• **Required action**
Wherever a line in the data holds the word "Week", pull that line out.

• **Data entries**
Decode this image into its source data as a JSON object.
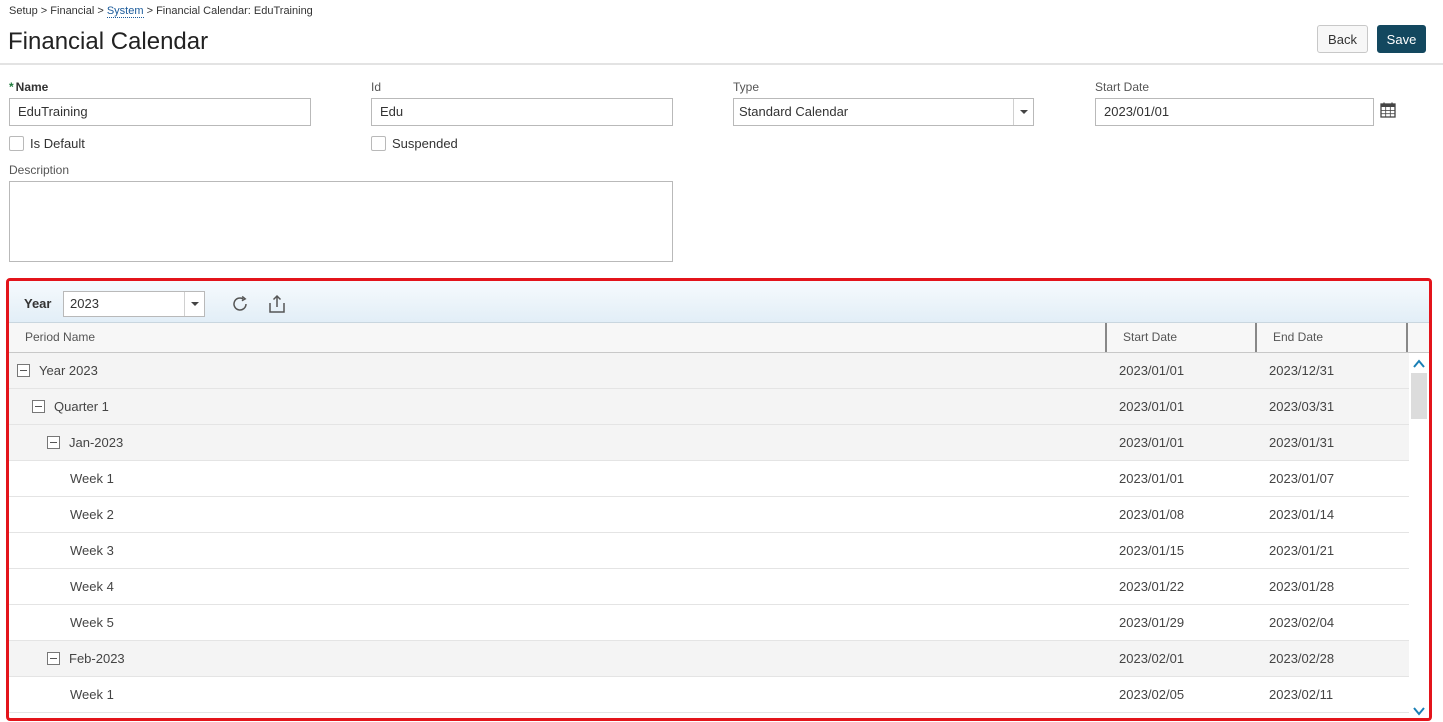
{
  "breadcrumb": {
    "part1": "Setup > Financial > ",
    "link": "System",
    "part2": " > Financial Calendar: EduTraining"
  },
  "page": {
    "title": "Financial Calendar"
  },
  "actions": {
    "back": "Back",
    "save": "Save"
  },
  "form": {
    "name_label": "Name",
    "name_value": "EduTraining",
    "id_label": "Id",
    "id_value": "Edu",
    "type_label": "Type",
    "type_value": "Standard Calendar",
    "start_date_label": "Start Date",
    "start_date_value": "2023/01/01",
    "is_default_label": "Is Default",
    "suspended_label": "Suspended",
    "description_label": "Description",
    "description_value": ""
  },
  "grid": {
    "year_label": "Year",
    "year_value": "2023",
    "columns": {
      "name": "Period Name",
      "start": "Start Date",
      "end": "End Date"
    },
    "rows": [
      {
        "name": "Year 2023",
        "start": "2023/01/01",
        "end": "2023/12/31",
        "level": 0,
        "expandable": true
      },
      {
        "name": "Quarter 1",
        "start": "2023/01/01",
        "end": "2023/03/31",
        "level": 1,
        "expandable": true
      },
      {
        "name": "Jan-2023",
        "start": "2023/01/01",
        "end": "2023/01/31",
        "level": 2,
        "expandable": true
      },
      {
        "name": "Week 1",
        "start": "2023/01/01",
        "end": "2023/01/07",
        "level": 3,
        "expandable": false
      },
      {
        "name": "Week 2",
        "start": "2023/01/08",
        "end": "2023/01/14",
        "level": 3,
        "expandable": false
      },
      {
        "name": "Week 3",
        "start": "2023/01/15",
        "end": "2023/01/21",
        "level": 3,
        "expandable": false
      },
      {
        "name": "Week 4",
        "start": "2023/01/22",
        "end": "2023/01/28",
        "level": 3,
        "expandable": false
      },
      {
        "name": "Week 5",
        "start": "2023/01/29",
        "end": "2023/02/04",
        "level": 3,
        "expandable": false
      },
      {
        "name": "Feb-2023",
        "start": "2023/02/01",
        "end": "2023/02/28",
        "level": 2,
        "expandable": true
      },
      {
        "name": "Week 1",
        "start": "2023/02/05",
        "end": "2023/02/11",
        "level": 3,
        "expandable": false
      }
    ]
  },
  "icons": {
    "calendar": "calendar-icon",
    "refresh": "refresh-icon",
    "export": "export-icon",
    "collapse": "minus-square-icon",
    "scroll_up": "chevron-up-icon",
    "scroll_down": "chevron-down-icon"
  },
  "colors": {
    "save_button": "#13485f",
    "highlight_frame": "#e3141b",
    "required_star": "#1e7a3c"
  }
}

• **Response**
        "name": "Week 1",
        "name": "Week 2",
        "name": "Week 3",
        "name": "Week 4",
        "name": "Week 5",
        "name": "Week 1",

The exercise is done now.